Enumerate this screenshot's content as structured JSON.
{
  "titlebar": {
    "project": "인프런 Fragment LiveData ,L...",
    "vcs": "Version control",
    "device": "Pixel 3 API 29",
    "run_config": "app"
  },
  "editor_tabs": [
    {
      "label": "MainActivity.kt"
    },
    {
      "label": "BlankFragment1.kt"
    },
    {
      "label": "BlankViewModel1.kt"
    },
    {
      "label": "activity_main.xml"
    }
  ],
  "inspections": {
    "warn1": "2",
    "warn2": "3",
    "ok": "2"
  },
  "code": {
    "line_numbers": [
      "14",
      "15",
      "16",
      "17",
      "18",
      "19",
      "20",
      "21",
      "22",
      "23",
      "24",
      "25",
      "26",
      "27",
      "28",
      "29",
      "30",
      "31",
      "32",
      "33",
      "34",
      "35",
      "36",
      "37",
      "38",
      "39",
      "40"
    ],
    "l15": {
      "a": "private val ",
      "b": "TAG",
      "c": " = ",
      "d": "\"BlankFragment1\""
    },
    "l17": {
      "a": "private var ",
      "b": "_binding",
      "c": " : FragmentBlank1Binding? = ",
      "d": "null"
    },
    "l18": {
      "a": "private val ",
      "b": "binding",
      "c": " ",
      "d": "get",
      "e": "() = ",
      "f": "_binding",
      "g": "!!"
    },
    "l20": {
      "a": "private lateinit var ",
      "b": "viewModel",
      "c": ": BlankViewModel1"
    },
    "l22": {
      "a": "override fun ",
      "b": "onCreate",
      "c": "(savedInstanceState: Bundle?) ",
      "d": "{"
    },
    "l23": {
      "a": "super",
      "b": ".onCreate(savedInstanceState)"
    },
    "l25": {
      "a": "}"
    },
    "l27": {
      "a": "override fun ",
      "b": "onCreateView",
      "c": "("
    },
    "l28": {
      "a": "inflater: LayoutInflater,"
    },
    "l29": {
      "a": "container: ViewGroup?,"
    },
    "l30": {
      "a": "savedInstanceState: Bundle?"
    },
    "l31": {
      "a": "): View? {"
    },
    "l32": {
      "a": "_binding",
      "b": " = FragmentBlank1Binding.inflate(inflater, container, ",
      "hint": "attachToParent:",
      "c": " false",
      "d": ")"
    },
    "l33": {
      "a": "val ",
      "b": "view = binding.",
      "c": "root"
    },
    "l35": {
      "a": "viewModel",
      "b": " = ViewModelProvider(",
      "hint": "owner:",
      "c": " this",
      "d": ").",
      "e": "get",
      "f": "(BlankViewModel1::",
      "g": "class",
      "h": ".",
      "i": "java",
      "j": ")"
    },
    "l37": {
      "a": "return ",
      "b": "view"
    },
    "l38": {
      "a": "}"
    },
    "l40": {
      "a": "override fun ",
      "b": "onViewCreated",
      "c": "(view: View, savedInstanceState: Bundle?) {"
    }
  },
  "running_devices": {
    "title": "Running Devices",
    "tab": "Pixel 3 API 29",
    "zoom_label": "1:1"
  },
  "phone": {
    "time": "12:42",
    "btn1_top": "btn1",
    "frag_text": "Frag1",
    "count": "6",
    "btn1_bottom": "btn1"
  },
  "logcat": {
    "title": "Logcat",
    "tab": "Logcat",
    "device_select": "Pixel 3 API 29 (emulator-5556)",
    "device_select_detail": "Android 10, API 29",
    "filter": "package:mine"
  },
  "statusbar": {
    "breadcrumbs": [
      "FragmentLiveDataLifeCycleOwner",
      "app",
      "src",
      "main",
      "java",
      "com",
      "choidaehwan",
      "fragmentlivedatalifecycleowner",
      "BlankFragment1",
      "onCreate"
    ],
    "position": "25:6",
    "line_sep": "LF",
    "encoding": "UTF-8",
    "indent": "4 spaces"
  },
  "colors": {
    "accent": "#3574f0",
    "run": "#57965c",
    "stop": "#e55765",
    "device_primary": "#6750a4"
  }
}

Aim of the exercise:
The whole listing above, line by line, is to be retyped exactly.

Exercise response:
Enumerate this screenshot's content as structured JSON.
{
  "titlebar": {
    "project": "인프런 Fragment LiveData ,L...",
    "vcs": "Version control",
    "device": "Pixel 3 API 29",
    "run_config": "app"
  },
  "editor_tabs": [
    {
      "label": "MainActivity.kt"
    },
    {
      "label": "BlankFragment1.kt"
    },
    {
      "label": "BlankViewModel1.kt"
    },
    {
      "label": "activity_main.xml"
    }
  ],
  "inspections": {
    "warn1": "2",
    "warn2": "3",
    "ok": "2"
  },
  "code": {
    "line_numbers": [
      "14",
      "15",
      "16",
      "17",
      "18",
      "19",
      "20",
      "21",
      "22",
      "23",
      "24",
      "25",
      "26",
      "27",
      "28",
      "29",
      "30",
      "31",
      "32",
      "33",
      "34",
      "35",
      "36",
      "37",
      "38",
      "39",
      "40"
    ],
    "l15": {
      "a": "private val ",
      "b": "TAG",
      "c": " = ",
      "d": "\"BlankFragment1\""
    },
    "l17": {
      "a": "private var ",
      "b": "_binding",
      "c": " : FragmentBlank1Binding? = ",
      "d": "null"
    },
    "l18": {
      "a": "private val ",
      "b": "binding",
      "c": " ",
      "d": "get",
      "e": "() = ",
      "f": "_binding",
      "g": "!!"
    },
    "l20": {
      "a": "private lateinit var ",
      "b": "viewModel",
      "c": ": BlankViewModel1"
    },
    "l22": {
      "a": "override fun ",
      "b": "onCreate",
      "c": "(savedInstanceState: Bundle?) ",
      "d": "{"
    },
    "l23": {
      "a": "super",
      "b": ".onCreate(savedInstanceState)"
    },
    "l25": {
      "a": "}"
    },
    "l27": {
      "a": "override fun ",
      "b": "onCreateView",
      "c": "("
    },
    "l28": {
      "a": "inflater: LayoutInflater,"
    },
    "l29": {
      "a": "container: ViewGroup?,"
    },
    "l30": {
      "a": "savedInstanceState: Bundle?"
    },
    "l31": {
      "a": "): View? {"
    },
    "l32": {
      "a": "_binding",
      "b": " = FragmentBlank1Binding.inflate(inflater, container, ",
      "hint": "attachToParent:",
      "c": " false",
      "d": ")"
    },
    "l33": {
      "a": "val ",
      "b": "view = binding.",
      "c": "root"
    },
    "l35": {
      "a": "viewModel",
      "b": " = ViewModelProvider(",
      "hint": "owner:",
      "c": " this",
      "d": ").",
      "e": "get",
      "f": "(BlankViewModel1::",
      "g": "class",
      "h": ".",
      "i": "java",
      "j": ")"
    },
    "l37": {
      "a": "return ",
      "b": "view"
    },
    "l38": {
      "a": "}"
    },
    "l40": {
      "a": "override fun ",
      "b": "onViewCreated",
      "c": "(view: View, savedInstanceState: Bundle?) {"
    }
  },
  "running_devices": {
    "title": "Running Devices",
    "tab": "Pixel 3 API 29",
    "zoom_label": "1:1"
  },
  "phone": {
    "time": "12:42",
    "btn1_top": "btn1",
    "frag_text": "Frag1",
    "count": "6",
    "btn1_bottom": "btn1"
  },
  "logcat": {
    "title": "Logcat",
    "tab": "Logcat",
    "device_select": "Pixel 3 API 29 (emulator-5556)",
    "device_select_detail": "Android 10, API 29",
    "filter": "package:mine"
  },
  "statusbar": {
    "breadcrumbs": [
      "FragmentLiveDataLifeCycleOwner",
      "app",
      "src",
      "main",
      "java",
      "com",
      "choidaehwan",
      "fragmentlivedatalifecycleowner",
      "BlankFragment1",
      "onCreate"
    ],
    "position": "25:6",
    "line_sep": "LF",
    "encoding": "UTF-8",
    "indent": "4 spaces"
  },
  "colors": {
    "accent": "#3574f0",
    "run": "#57965c",
    "stop": "#e55765",
    "device_primary": "#6750a4"
  }
}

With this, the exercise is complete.